A research degree gives you the opportunity to complete a piece of original research with expert guidance from world-class academics.
Find the right course for you
You might already have a specific supervisor, department or project in mind, or maybe you're thinking more about an area of study rather than a specific project. Whichever route you're considering we'll help you find the right opportunity for you. Here are some starting points:
- Find a supervisor: look for academics who work in your field. Contact your potential supervisor(s) to discuss the research area you’re interested in
- Find a project: visit your department of interest's web pages to see if there is a funded advertised project which fits your interests
- Contact your potential supervisor: if you’re generating your own research project, seek guidance on its suitability and find out about funding opportunities.
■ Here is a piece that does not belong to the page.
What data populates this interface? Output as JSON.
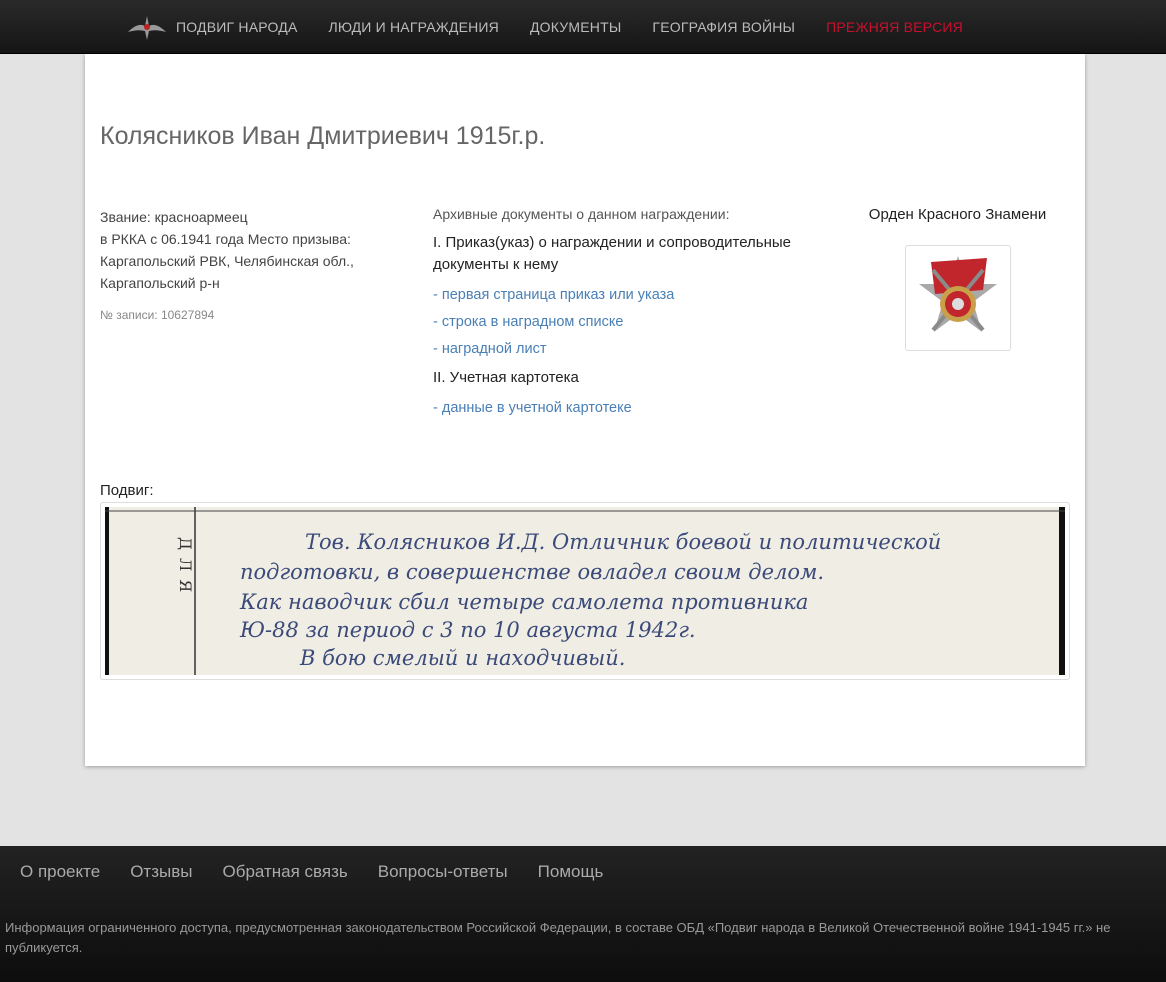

From August 2020, you may be entitled to a UK government loan of up to £26,445 if your course starts on or after 1 August 2020, to help fund your doctoral studies. Applications are now open.
York Graduate Research School
As a research student at York, you'll be supported by the York Graduate Research School. The School co-ordinates training and development, careers and administrative support. It ensures your supervision and training is of the highest quality, and that you receive fair and consistent treatment.
Types of course
The following types of research degrees are all qualifications in their own right. They each have a different duration and requirements for a thesis or a dissertation.
- Doctor of Philosophy (PhD)
- Integrated PhD (iPhD)
- Master of Philosophy (MPhil)
- Master of Arts (MA) by research
- Master of Science (MSc) by research.
- Full-time: typically three or four years
- Part-time: six years.
A PhD allows you to take an in-depth study of a particular topic. You'll conduct a piece of independent and original research, which you'll write up in the form of a thesis or a dissertation. They are the highest research degree-level qualification in the UK.
Your PhD culminates in a research thesis of around 70,000 to 100,000 words in length. A supervisor will help you to navigate your topic, offering expert advice on the direction of your research.
Completing a PhD can give you a great sense of personal achievement. You'll develop high-level transferable skills and contribute to the development of knowledge in your chosen field. Our research students present papers and posters at conferences in the UK and abroad. Many have the satisfaction of seeing their work published in specialist journals.
PhD by distance learning
A PhD by distance learning is suitable for you if you want to undertake a PhD with the University, but cannot commit to being resident in the York area for whatever reason. It offers the same level of supervisory support, and demands the same level of academic rigour as a 'standard' PhD.
We offer the following PhDs by distance learning:
- PhD Computer Science by distance learning
- PhD History of Art by distance learning
- PhD in Archaeology by distance learning
- PhD in Conservation Studies by distance learning
- PhD in Education by distance learning
- PhD in English
- PhD in English with Creative Writing.
An integrated PhD programme (iPhD) combines taught modules, enabling students to broaden and/or deepen their knowledge in a specific area, with a substantive PhD research dissertation.
- Full-time: two years
- Part-time: four years.
An MPhil is like a small-scale PhD. It may suit you if you can't commit to the longer PhD course. You'll conduct a piece of original research and develop your skills in research, writing, analysis and critical thinking. Most research students enrol on an MPhil course and transfer to a PhD at the end of their second year. However, the MPhil is a qualification in its own right.
Research for the MPhil is carried out in a similar way to the PhD, but the final thesis is normally shorter; between 50,000 and 75,000 words in length.
MA/MSc by research
- Full-time: one year
- Part-time: two years.
A research Masters involves completing a short, focused research project which is assessed by a thesis. You’ll work closely with a supervisor and receive research training and support. These courses generally last one year full-time, although this may vary by department.
You will spend most of your time working on a dissertation of around 15,000 to 20,000 words. Your assessment is based wholly on the quality of your dissertation.
You can choose a specific research project and work with a greater degree of independence than on a taught masters course. You'll work with a supervisor who will advise you on your project. Your department will provide research training and support.
Continuation of studies
Depending on your course, you may be permitted extra time to write up your thesis after ending your formal enrolment at the University.
If you're already studying a postgraduate research degree at another university, you can apply to spend time at York as a visiting research student.
Look for a project and discover our research areas.Find a department
Find out about our research degrees.Search courses
Look for a potential supervisor.Find a supervisor
Apply online to a research degree.Start your application